Twenty years have passed since the death of Barış Manço – one of Turkey's most renowned rock musicians and composers.
The globally well-known artist's house in Istanbul's Moda district hosted many fans on Thursday to mark the anniversary of his death. The house, which was converted into a museum in previous years with the efforts of Kadıköy Municipality and Manço's family, was opened for free visits until midnight on Jan. 31 in respect to the death anniversary of Manço.
"Barış Manço is one of the biggest values raised by this country, one of the people who deserve the title of artist," one visitor said. "He is someone we know from Moda. He has never seen himself as superior like some people who had such a reputation. He was one of us."
"Everyone has good and bad moments in their lives, but Barış Manço did not leave us any bad memory. He was always a commoner, so he always deserved the title of artist," the Manço fan said.
Another visitor, Çağatay Güvenç, said he has been growing his mustache into the style identified with Manço between the anniversary of the musician's birth – Jan. 2 – to his death date.
"Barış Manço was an example for all of us... We came here for his memory. As usual, we did not forget this year. I have been coming here for last five years and we will never forget. I do not grow a mustache normally. I do it for his memory only between the anniversary of his birth and the anniversary of his death."
Life of Barış Manço
Manço was born on Jan. 2, 1943, in Istanbul. Because of the ongoing World War II, his family named him Barış, meaning peace in Turkish. He received his early education at Istanbul's Galatasaray High School and later graduated from the Royal Academy of Fine Arts in Belgium in 1969. He studied graphic and textile design.
In 1978, he married Lale Çağlar. The couple had two children together, Doğukan Hazar and Batıkan Zorbey.
Considered the father of Turkish rock, Manço recorded his first singles in the early 1960s with his next band, Harmoniler (The Harmonies), which is one of the first examples of the Anatolian Rock genre, which combines elements of Turkish folk music with rock.

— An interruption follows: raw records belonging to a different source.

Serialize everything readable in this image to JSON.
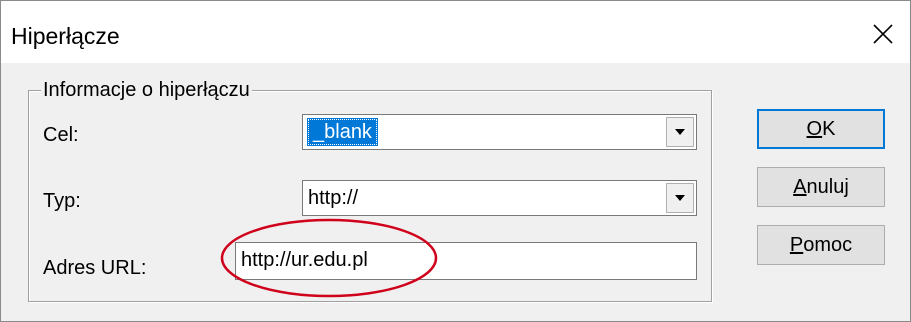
{
  "window": {
    "title": "Hiperłącze",
    "close_icon": "close-icon"
  },
  "group": {
    "legend": "Informacje o hiperłączu"
  },
  "fields": {
    "target": {
      "label": "Cel:",
      "value": "_blank"
    },
    "type": {
      "label": "Typ:",
      "value": "http://"
    },
    "url": {
      "label": "Adres URL:",
      "value": "http://ur.edu.pl"
    }
  },
  "buttons": {
    "ok": {
      "mnemonic": "O",
      "rest": "K"
    },
    "cancel": {
      "mnemonic": "A",
      "rest": "nuluj"
    },
    "help": {
      "mnemonic": "P",
      "rest": "omoc"
    }
  },
  "colors": {
    "selection": "#0078d7",
    "annotation": "#d0021b",
    "dialog_bg": "#f0f0f0"
  }
}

In 1970, he formed the band Barış Manço Ve... (Barış Manço and...) – recording his first hit single, "Dağlar Dağlar" ("Mountains, Mountains"), which sold over 700,000 copies. He later formed the legendary music group, Kurtalan Ekspres in 1972. He performed with the band until his death. His first and only live album was released after he toured Japan with Kurtalan Ekspres in 1996.
With his long hair, silver jewelry and unique costumes, he was best known for his musical performances. Manço wrote and recorded more than 200 songs over the span of his career, some of which were translated into other languages, including English, Japanese, French, Italian, Greek, Persian and Arabic.

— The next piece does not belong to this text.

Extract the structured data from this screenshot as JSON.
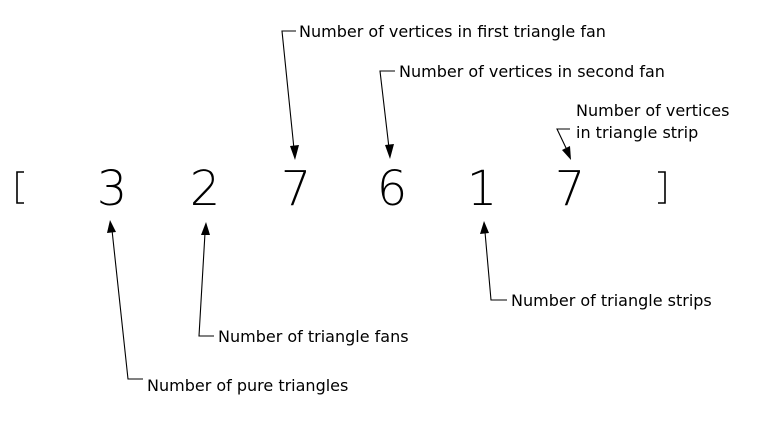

Manço also traveled to nearly 150 countries for his popular TV program "7'den 77'ye" (From 7 to 77). He was honored as the Turkish Culture Ambassador of Belgium in 1987, Turkish state musician in 1991 and received the Order of Chivalry in Art and Literature (1992) from France along with many other prizes.

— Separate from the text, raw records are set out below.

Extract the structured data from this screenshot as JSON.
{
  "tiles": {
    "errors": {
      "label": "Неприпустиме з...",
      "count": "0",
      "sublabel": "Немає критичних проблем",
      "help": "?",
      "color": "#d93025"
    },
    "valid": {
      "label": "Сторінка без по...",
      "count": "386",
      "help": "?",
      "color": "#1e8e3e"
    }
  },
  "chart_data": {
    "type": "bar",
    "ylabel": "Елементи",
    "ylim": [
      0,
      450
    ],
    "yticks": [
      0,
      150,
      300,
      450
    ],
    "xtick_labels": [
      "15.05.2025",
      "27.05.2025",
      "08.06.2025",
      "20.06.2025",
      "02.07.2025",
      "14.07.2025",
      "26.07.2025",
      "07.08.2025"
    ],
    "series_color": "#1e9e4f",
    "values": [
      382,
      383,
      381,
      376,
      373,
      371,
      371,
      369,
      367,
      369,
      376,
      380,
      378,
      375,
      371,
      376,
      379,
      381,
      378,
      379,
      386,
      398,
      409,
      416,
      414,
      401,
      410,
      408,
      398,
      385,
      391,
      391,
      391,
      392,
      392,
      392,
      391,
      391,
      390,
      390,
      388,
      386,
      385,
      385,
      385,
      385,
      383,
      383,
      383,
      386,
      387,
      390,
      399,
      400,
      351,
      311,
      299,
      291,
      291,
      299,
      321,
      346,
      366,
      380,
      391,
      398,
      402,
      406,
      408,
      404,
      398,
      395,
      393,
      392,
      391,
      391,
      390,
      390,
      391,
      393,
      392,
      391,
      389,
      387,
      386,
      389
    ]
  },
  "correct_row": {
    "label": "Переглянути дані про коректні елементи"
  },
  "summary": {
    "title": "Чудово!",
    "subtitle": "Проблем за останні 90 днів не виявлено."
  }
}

Manço died of a heart attack on Jan. 31, 1999, just before the release of his album Mançoloji, celebrating his 40th year in the music industry. Millions of people attended his funeral in Istanbul.